And I was in a completely different part of town.  I can't help but be somewhat astonished at my ability to avoid that situation entirely. 

The novelty of living in an artist's community is slowly but surely wearing off.  I'm busy developing my next plan.  I'm not entirely sure what that plan will look like yet, but I don't think it will involve an old retirement home this time around.   

Thursday, June 2, 2011

Let's Talk About Texts, Baby

I woke up this morning to a strange text message from a friend informing me that I have super powers.  I wrote back and said something like "Haha, too bad I don't really have super powers."  I got a reply that said, "You really have super powers."  So I'm glad I have that cleared up. 

Yesterday morning, I woke up to a text message from my dad.  This message simply contained the first line of a very dumb joke:  "Two penguins walk into a bar..."  My dad recently learned to text.  I thoroughly enjoy his creative ways to say "hi" over text messaging, but waking up to a penguin joke at 9 a.m. cramps my Portlandia lifestyle.  But it did give me something to laugh about for the rest of the day, so I have no right to complain.
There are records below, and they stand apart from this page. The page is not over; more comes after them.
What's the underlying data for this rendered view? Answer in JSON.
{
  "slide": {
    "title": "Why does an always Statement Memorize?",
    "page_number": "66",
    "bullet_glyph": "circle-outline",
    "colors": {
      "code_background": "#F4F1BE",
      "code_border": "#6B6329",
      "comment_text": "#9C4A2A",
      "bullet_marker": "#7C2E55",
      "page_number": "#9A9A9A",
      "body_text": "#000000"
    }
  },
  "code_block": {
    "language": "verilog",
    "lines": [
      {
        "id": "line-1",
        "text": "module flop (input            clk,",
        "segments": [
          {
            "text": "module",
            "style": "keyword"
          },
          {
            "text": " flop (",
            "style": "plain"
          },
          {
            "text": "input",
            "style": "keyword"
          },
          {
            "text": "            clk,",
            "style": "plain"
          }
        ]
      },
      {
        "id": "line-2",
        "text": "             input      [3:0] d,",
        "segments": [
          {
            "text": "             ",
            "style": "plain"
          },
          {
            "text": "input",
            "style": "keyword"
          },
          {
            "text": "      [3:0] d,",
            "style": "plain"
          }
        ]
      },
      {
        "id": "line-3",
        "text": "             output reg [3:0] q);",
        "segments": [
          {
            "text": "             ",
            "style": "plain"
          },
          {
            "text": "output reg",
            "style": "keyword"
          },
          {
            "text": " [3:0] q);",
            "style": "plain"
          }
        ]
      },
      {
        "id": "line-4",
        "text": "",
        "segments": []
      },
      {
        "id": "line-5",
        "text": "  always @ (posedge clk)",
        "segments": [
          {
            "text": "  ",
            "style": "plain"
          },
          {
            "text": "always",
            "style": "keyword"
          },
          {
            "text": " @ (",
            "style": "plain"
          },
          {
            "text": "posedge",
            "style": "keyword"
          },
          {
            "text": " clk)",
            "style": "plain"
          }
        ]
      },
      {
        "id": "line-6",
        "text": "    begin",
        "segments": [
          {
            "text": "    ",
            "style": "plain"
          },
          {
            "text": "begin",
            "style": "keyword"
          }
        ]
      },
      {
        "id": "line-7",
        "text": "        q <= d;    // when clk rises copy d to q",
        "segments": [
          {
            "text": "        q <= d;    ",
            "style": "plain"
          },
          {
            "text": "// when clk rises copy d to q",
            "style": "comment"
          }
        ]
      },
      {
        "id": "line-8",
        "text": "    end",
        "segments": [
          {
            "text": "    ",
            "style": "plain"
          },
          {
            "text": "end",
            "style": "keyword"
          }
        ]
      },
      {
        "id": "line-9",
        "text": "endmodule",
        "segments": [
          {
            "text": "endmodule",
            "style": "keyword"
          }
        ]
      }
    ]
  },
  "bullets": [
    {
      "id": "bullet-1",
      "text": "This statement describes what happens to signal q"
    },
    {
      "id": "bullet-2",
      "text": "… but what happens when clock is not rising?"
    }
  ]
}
After all, I have experienced far worse offenses in the area of text messaging. 

This is the part of the show where I'm going to seem like a major bitch...but this guy just doesn't get the hint:

There are several things wrong with this picture:

1)  He was an acquaintance I had IN HIGH SCHOOL that popped out of the woodwork in October.  I hung out with him ONCE.  It was fun, but I was put off by the fact that he texted me five times a day after that.  So I casually quit responding.  I had no idea that by doing so, it would only make things worse.

2)  I do not know how to respond to a text message that says "hey."  If you're my best friend or something, you might be able to get away with it.  But if you're a guy I don't really know, you have to give me more to work with.  You need to at least pretend like you have something to say, even if you don't. 

3)  This person has texted me for a good SIX MONTHS without a reply.  It's a situation I really should have dealt with back in December because now it's just awkward. 

Isn't there an unspoken rule among boys that if a girl doesn't call you back after the second attempt to contact her, you need to move on?  Shouldn't that rule apply to text messaging too?

And then there's THIS trainwreck:

This one is a sad story.  I actually really liked this guy until he sent me an extremely tactless Facebook message in the middle of the night.  This message was sitcom-level bad.  It was just short of saying "I'm a total player...want to have sex?"  It was disappointing, but I deleted the message and moved on.  Of course, we live in a universe where there are about five different ways to contact a person.  So when picking me up on Facebook didn't work, he switched to text messaging. 

And for some reason, he thought it was cute to call me by some twisted version of my last name.  Pair that with a "whatup" and you have a bona fide trainwreck.  Newsflash:  I'M NOT YOUR BRO.  If you can't use my first name or be grammatically correct, you have no chance with me. 

Maybe I'm too picky and I'm destined to be that crazy lady with a bunch of cats and lawn gnomes.  But I think I would prefer cats and lawn gnomes to a boy who doesn't understand text message ettiquette. 

In other news, my phone just dinged.  I got a text message from my dad.  It reads "I like turtles."  Definitely the best text I've gotten all day.  Even better than "You really have super powers." 

Text messaging makes the world a weird place sometimes.  But I don't think I'd have it any other way.